According to Craig E. Aronoff and John L. Ward in their 2011 book, Family Business Governance: Maximizing Family and Business Potential, “The focus of family governance should be to find consensus on matters where owners’ wishes matter most, as well as to provide family members with a shared sense of identity and mission that transcends their individual interests in the business. While every family business is unique, embracing systematic governance processes can help any family business achieve goals shared by virtually all: orderly decision making, peaceful continuity, and the freedom to make decisions based on the highest and best purposes of both the business and the family.”

In my previous columns, I wrote lengthily about the need for family firms to pursue family governance. I also made a clear distinction between corporate governance, ownership governance and family governance in the context of family-owned and operated businesses. In its simplistic definition, family governance provides role clarity, objectivity, and fairness in an otherwise irrational, volatile organization where emotions prevail over economics.

A Family Constitution is never a cut and paste document

Many would ask: Is there a template for a Family Constitution so we can just review, revise, sign and then enforce? And can a family constitution really perpetuate our family business to last beyond many generations?

When done with a noble purpose under a well-defined set of objectives, a family constitution is your most wonderful gift to the next generation. Without any doubt, crafting this very important document is one major step toward every founder’s dream and aspiration to ensure that his blood, sweat, and tears can perpetuate the business for generations to come. The objective, therefore, in any governance undertaking is to create harmony, unite family members and prepare very good family and ownership agreements.

Christian Stewart, Managing Director of Family Legacy Asia (HK) Limited, looks at Family Constitutions “not as a set of agreements and policies, but as a process for solving problems together.” He adds, “I believe a family constitution is a vehicle for improving family decision making, communication, and planning. This is all key. Families need to understand that developing a family constitution is a process. This process includes examining the family’s values and principles and whether there is a “Shared Dream” for the future. This process also includes identifying concerns and working out how the family can overcome those issues. There is a risk that people will hear the term “family constitution” and think of it as being a “new product” that can be “sold” to a family, and this approach would be very counterproductive.”

From Informal to Formal

In my experience helping families transition to the next generation, I have noticed that more than 90% of our clients in Asia have informal structures. Functional boundaries between the family and the business are practically non-existent.
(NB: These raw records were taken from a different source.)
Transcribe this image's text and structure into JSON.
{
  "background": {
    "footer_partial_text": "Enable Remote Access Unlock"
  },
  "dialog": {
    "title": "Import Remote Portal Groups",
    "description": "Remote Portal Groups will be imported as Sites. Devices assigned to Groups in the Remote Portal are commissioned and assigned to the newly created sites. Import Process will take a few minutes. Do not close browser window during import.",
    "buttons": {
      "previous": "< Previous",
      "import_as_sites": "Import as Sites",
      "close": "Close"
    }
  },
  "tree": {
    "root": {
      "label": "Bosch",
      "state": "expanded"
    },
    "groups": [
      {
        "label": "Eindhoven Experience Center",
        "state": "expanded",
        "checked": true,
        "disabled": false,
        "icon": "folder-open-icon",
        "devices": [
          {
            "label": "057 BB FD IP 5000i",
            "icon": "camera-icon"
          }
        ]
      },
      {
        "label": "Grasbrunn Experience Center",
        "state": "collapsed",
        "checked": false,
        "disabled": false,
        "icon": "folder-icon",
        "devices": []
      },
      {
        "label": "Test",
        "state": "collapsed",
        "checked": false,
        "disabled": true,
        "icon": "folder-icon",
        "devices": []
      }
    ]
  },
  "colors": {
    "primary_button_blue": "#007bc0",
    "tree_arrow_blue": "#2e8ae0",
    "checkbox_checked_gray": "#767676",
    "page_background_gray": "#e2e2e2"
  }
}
Many difficult clients have unclear ownership and management systems, which add to the complexity. The more they get entangled, the blurry the lines become. What is holding these volatile structures together is the leader. So when death, incapacity, and misconduct happen, the surviving family members/shareholders engage in a free-for-all, the business goes into a tailspin, and decision making can get so muddled. When the dust settles, contending parties prepare for a battle royal with no winners and only clear losers.

Abetting all these overlapping and complicated issues is the procrastinating business owner that refuses to step aside in favor of his adult children.